**Problem to solve**
Where does the word "letter" appear in the entries below? Copy each line that holds it.

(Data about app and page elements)
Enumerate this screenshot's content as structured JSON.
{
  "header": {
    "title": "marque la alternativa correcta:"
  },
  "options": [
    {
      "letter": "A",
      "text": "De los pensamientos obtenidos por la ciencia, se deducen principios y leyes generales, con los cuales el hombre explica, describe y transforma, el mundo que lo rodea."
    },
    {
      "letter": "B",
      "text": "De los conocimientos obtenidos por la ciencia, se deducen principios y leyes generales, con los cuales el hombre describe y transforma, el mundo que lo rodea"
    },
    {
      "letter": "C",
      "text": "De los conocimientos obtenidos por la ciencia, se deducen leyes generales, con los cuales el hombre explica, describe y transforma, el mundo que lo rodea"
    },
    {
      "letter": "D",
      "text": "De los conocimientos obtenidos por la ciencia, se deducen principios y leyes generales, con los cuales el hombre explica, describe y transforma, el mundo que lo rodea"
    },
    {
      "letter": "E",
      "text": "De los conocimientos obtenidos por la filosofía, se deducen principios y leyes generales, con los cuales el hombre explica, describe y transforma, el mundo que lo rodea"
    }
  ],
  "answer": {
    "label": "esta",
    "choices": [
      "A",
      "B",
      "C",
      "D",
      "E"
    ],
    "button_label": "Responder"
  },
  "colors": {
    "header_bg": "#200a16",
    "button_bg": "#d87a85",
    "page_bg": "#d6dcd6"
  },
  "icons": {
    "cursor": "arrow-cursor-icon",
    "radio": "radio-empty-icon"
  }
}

**Your response**
      "letter": "A",
      "letter": "B",
      "letter": "C",
      "letter": "D",
      "letter": "E",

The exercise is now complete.